The Move to the Apple Remote, Part 2: Why Do We Exist?

uflorida HillelBy Rabbi Adam Grossman

The article, “The Move to the Apple Remote, Part 1,” centers upon the importance of Jewish organizations learning from the simplicity of an Apple remote. This column outlines University of Florida (UF) Hillel’s move in this new direction. It includes the analysis that led to the identification of its three “buttons,” so that UF Hillel could better serve Gainesville’s Jewish student population of between 6,500 and 10,000 Jews and the communities where those students will ultimately reside.

“Why do we exist?” It is a question that philosophers, theologians, and everyday individuals have debated and struggled with for millennia. While difficult to personally solve, for a business it is essential to define. Starting by asking the question “why” can positively engage, inspire and encourage people to act, buy or participate in an organization. Simon Sinek explains this in his TED Talk, “How Great Leaders Inspire Action.” He shares, “People don’t buy what you do; they buy why you do it. And what you do simply proves what you believe.” However, rather than addressing this all-important question, many businesses and nonprofit organizations often overlook it. In determining the “three buttons” of UF Hillel, it was crucial to answer the question, “Why do why exist,” so that we could discover “How we will do it” and “What we will do to accomplish it?”

Prior to answering this question, it was imperative for UF Hillel to evaluate Hillel’s current viability, Millennial realities and trends within Jewish life. The following aspects stood out:

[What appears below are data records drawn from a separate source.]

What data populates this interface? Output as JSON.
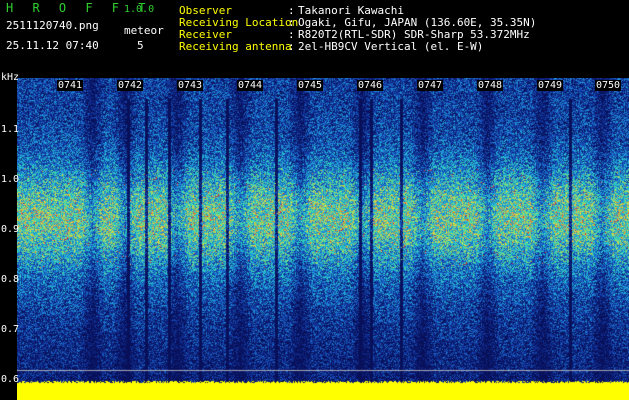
{
  "header": {
    "app_name": "H R O F F T",
    "version": "1.0.0",
    "filename": "2511120740.png",
    "datetime": "25.11.12 07:40",
    "meteor_label": "meteor",
    "meteor_count": "5"
  },
  "info": [
    {
      "key": "Observer",
      "value": "Takanori Kawachi"
    },
    {
      "key": "Receiving Location",
      "value": "Ogaki, Gifu, JAPAN (136.60E, 35.35N)"
    },
    {
      "key": "Receiver",
      "value": "R820T2(RTL-SDR) SDR-Sharp 53.372MHz"
    },
    {
      "key": "Receiving antenna",
      "value": "2el-HB9CV Vertical (el. E-W)"
    }
  ],
  "separator": ":",
  "spectrogram": {
    "y_unit": "kHz",
    "y_ticks": [
      "1.1",
      "1.0",
      "0.9",
      "0.8",
      "0.7",
      "0.6"
    ],
    "time_ticks": [
      "0741",
      "0742",
      "0743",
      "0744",
      "0745",
      "0746",
      "0747",
      "0748",
      "0749",
      "0750"
    ],
    "colors": {
      "low": "#0a1a6e",
      "mid": "#1a8cd8",
      "high": "#e03030",
      "floor": "#ffff00"
    }
  }
}
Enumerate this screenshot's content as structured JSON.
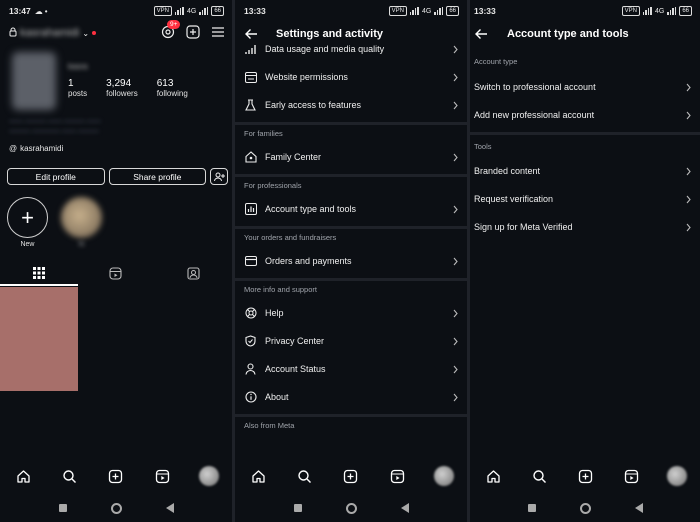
{
  "panel1": {
    "status_time": "13:47",
    "username": "kasrahamidi",
    "threads_badge": "9+",
    "profile_name": "kasra",
    "stats": [
      {
        "num": "1",
        "label": "posts"
      },
      {
        "num": "3,294",
        "label": "followers"
      },
      {
        "num": "613",
        "label": "following"
      }
    ],
    "bio_line1": "—— ——— —— ——— ——",
    "bio_line2": "——— ———— —— ———",
    "handle": "kasrahamidi",
    "edit_profile": "Edit profile",
    "share_profile": "Share profile",
    "highlight_new": "New",
    "highlight_2": "hi"
  },
  "panel2": {
    "status_time": "13:33",
    "title": "Settings and activity",
    "items_top": [
      {
        "label": "Data usage and media quality",
        "icon": "data-usage-icon"
      },
      {
        "label": "Website permissions",
        "icon": "website-permissions-icon"
      },
      {
        "label": "Early access to features",
        "icon": "flask-icon"
      }
    ],
    "section_families": "For families",
    "family_center": "Family Center",
    "section_professionals": "For professionals",
    "account_type_tools": "Account type and tools",
    "section_orders": "Your orders and fundraisers",
    "orders_payments": "Orders and payments",
    "section_more": "More info and support",
    "help": "Help",
    "privacy_center": "Privacy Center",
    "account_status": "Account Status",
    "about": "About",
    "section_meta": "Also from Meta"
  },
  "panel3": {
    "status_time": "13:33",
    "title": "Account type and tools",
    "section_account_type": "Account type",
    "switch_professional": "Switch to professional account",
    "add_professional": "Add new professional account",
    "section_tools": "Tools",
    "branded_content": "Branded content",
    "request_verification": "Request verification",
    "meta_verified": "Sign up for Meta Verified"
  },
  "statusbar": {
    "vpn": "VPN",
    "net": "4G",
    "battery": "66"
  }
}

In order to anchor Jewish living in students’ lives so that they can impact communities after graduation, this information demonstrated the need to build a more relevant place on campus and something more pertinent to students’ desires. To do this, we committed to reimagining old paradigms, celebrating creativity and being comfortable with failure. The following framework emerged:

Why do we exist:

  • Enhance students’ college experience and prepare them for their life post-college
  • Motivate talented students to sustain and transform communities following their time on campus
  • Inspire and perpetuate Jewish living from generation to generation in students and communities alike

How we do this:

  • Be the Jewish innovation capital of the Southeast by nurturing the creativity that exists on campus and in the South, and realize the power of failure as a fertilizer of success
  • Encourage students on the UF/Santa Fe campuses to find and to work towards a life mission
  • Become a movement, rather than an organization, by offering students the tools and support through universal Jewish values to find solutions to local, national and world issues
  • Develop the leaders on campus, who build communities in Florida and around the globe, by anchoring Judaism with their desires to find jobs, create businesses, and a make positive impact within our world

What we do:

  • Offer a resource, learning and leadership center for students focused through a Jewish lens by concentrating on Birthright, Career Growth and Leadership Development
  • Provide a space for individuals to find a home, a purpose and a future
  • Instill a sense of joy, gratefulness and meaning to those we come into contact

This blueprint guides our decisions and our structure. And it forces us to focus on strengthening the “three buttons” – Birthright, Career Growth and Leadership Development – so that we can reverse declining Jewish engagement trends, as well as significantly transform students and communities. In the next article, I will outline in more depth the “buttons” that are the key to enhancing UF Hillel’s relevancy, individual Jewish growth at the University of Florida and Jewish communities around the state of Florida and the globe.

Rabbi Adam Grossman, who is a past Slingshot Guide Award recipient and member of Clal’s Rabbis Without Borders network, is the CEO of the University of Florida Hillel. Please feel free to connect with him on Facebook (rabbiadamgrossman) or Twitter (rabbiadam).